The team, from the Cancer Research UK Centre at the UCL (University College London) Cancer Institute, found that mutations in the KRAS gene interferes with protective self-destruct switches, known as TRAIL receptors, which usually help to kill potentially cancerous cells.
The research, carried out in cancer cells and mice, shows that in cancers with faulty versions of the KRAS gene these TRAIL receptors actually help the cancer cells to grow and spread to new areas in the body.
These KRAS faults occur in 95 per cent of pancreatic cancers and 30 per cent of non small cell lung cancers.
Professor Henning Walczak, lead researcher of the study and scientific director of the Cancer Research UK-UCL Centre, said: “Our research has unveiled a new strategy used by some pancreatic and non small cell lung cancers to overcome our body’s natural defences against cancer. By understanding the faults in these cancers we think we can develop more tailored treatments, which could one day provide urgently-needed options for patients with these types of pancreatic and non small cell lung cancers.”

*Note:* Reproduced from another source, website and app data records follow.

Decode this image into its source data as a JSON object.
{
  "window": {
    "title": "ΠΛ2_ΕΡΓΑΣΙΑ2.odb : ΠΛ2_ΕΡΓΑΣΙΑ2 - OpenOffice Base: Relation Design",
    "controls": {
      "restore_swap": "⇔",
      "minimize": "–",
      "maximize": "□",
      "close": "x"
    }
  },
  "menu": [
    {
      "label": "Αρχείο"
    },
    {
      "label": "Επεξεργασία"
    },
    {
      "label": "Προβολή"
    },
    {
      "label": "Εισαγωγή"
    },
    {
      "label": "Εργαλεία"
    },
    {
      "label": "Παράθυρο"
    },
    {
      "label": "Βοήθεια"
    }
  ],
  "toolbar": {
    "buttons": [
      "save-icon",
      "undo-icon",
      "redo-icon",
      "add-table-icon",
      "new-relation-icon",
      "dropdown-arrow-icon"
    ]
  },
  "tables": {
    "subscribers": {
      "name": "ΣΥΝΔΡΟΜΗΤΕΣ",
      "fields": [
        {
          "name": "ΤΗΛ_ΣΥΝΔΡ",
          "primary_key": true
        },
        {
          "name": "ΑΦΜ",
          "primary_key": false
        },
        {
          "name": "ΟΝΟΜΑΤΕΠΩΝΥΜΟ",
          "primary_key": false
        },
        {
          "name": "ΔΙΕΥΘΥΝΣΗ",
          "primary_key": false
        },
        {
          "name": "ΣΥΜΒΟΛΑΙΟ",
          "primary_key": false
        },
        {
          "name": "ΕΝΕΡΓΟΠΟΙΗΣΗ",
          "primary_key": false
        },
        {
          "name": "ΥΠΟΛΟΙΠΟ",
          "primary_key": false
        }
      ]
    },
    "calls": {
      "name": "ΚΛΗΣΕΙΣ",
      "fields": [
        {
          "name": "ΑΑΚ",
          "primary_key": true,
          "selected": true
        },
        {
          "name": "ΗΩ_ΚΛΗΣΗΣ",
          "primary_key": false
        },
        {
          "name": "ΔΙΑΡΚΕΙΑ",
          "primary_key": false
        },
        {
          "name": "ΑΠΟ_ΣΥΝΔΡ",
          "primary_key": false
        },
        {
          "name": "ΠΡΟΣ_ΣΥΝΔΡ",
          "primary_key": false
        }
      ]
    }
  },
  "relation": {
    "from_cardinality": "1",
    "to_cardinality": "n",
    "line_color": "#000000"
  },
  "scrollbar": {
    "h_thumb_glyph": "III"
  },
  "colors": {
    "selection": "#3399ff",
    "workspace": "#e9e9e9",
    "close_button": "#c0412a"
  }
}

Each year in Great Britain 32,500 people are diagnosed with non small cell lung cancer and around 8,600 people are diagnosed with pancreatic cancer. Survival for these cancers has not shown much improvement for 40 years.
Nell Barrie, senior science information manager at Cancer Research UK, said: “Sadly survival from pancreatic and lung cancers remains far too low, partly because these cancers are very difficult to treat once they have spread.
“We urgently need better treatments, so it’s vital to delve deeper into the molecular workings of these cancers to find ways to combat them. This research may one day help us find a way to block cancer spread, which would be a vital step to save more lives.”